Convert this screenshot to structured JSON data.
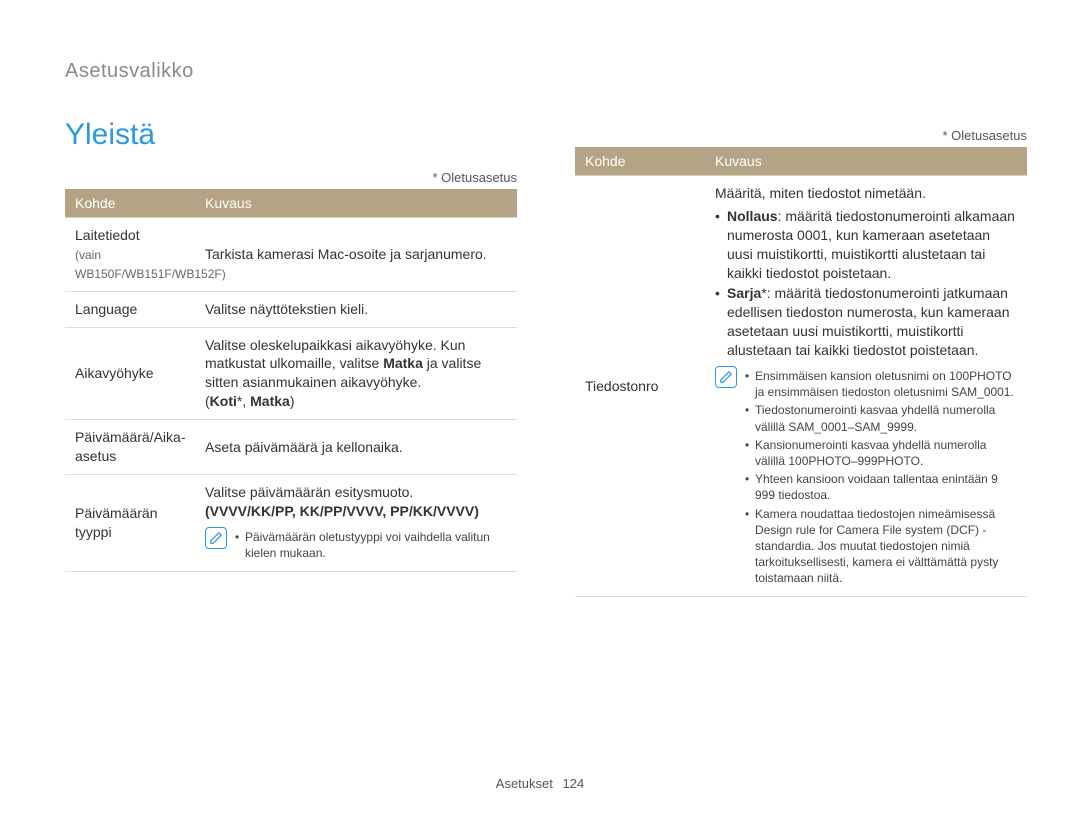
{
  "breadcrumb": "Asetusvalikko",
  "section_title": "Yleistä",
  "default_note": "* Oletusasetus",
  "headers": {
    "kohde": "Kohde",
    "kuvaus": "Kuvaus"
  },
  "left_rows": [
    {
      "kohde": "Laitetiedot",
      "kohde_sub": "(vain WB150F/WB151F/WB152F)",
      "kuvaus": "Tarkista kamerasi Mac-osoite ja sarjanumero."
    },
    {
      "kohde": "Language",
      "kuvaus": "Valitse näyttötekstien kieli."
    },
    {
      "kohde": "Aikavyöhyke",
      "kuvaus_lines": [
        "Valitse oleskelupaikkasi aikavyöhyke. Kun matkustat ulkomaille, valitse ",
        "Matka",
        " ja valitse sitten asianmukainen aikavyöhyke."
      ],
      "options": "(Koti*, Matka)"
    },
    {
      "kohde": "Päivämäärä/Aika-asetus",
      "kuvaus": "Aseta päivämäärä ja kellonaika."
    },
    {
      "kohde": "Päivämäärän tyyppi",
      "kuvaus": "Valitse päivämäärän esitysmuoto.",
      "options": "(VVVV/KK/PP, KK/PP/VVVV, PP/KK/VVVV)",
      "note": "Päivämäärän oletustyyppi voi vaihdella valitun kielen mukaan."
    }
  ],
  "right_row": {
    "kohde": "Tiedostonro",
    "intro": "Määritä, miten tiedostot nimetään.",
    "bullets": [
      {
        "head": "Nollaus",
        "rest": ": määritä tiedostonumerointi alkamaan numerosta 0001, kun kameraan asetetaan uusi muistikortti, muistikortti alustetaan tai kaikki tiedostot poistetaan."
      },
      {
        "head": "Sarja",
        "star": "*",
        "rest": ": määritä tiedostonumerointi jatkumaan edellisen tiedoston numerosta, kun kameraan asetetaan uusi muistikortti, muistikortti alustetaan tai kaikki tiedostot poistetaan."
      }
    ],
    "notes": [
      "Ensimmäisen kansion oletusnimi on 100PHOTO ja ensimmäisen tiedoston oletusnimi SAM_0001.",
      "Tiedostonumerointi kasvaa yhdellä numerolla välillä SAM_0001–SAM_9999.",
      "Kansionumerointi kasvaa yhdellä numerolla välillä 100PHOTO–999PHOTO.",
      "Yhteen kansioon voidaan tallentaa enintään 9 999 tiedostoa.",
      "Kamera noudattaa tiedostojen nimeämisessä Design rule for Camera File system (DCF) -standardia. Jos muutat tiedostojen nimiä tarkoituksellisesti, kamera ei välttämättä pysty toistamaan niitä."
    ]
  },
  "footer": {
    "section": "Asetukset",
    "page": "124"
  }
}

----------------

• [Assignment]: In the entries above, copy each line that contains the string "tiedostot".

• [Result of this exercise]:
    "intro": "Määritä, miten tiedostot nimetään.",
        "rest": ": määritä tiedostonumerointi alkamaan numerosta 0001, kun kameraan asetetaan uusi muistikortti, muistikortti alustetaan tai kaikki tiedostot poistetaan."
        "rest": ": määritä tiedostonumerointi jatkumaan edellisen tiedoston numerosta, kun kameraan asetetaan uusi muistikortti, muistikortti alustetaan tai kaikki tiedostot poistetaan."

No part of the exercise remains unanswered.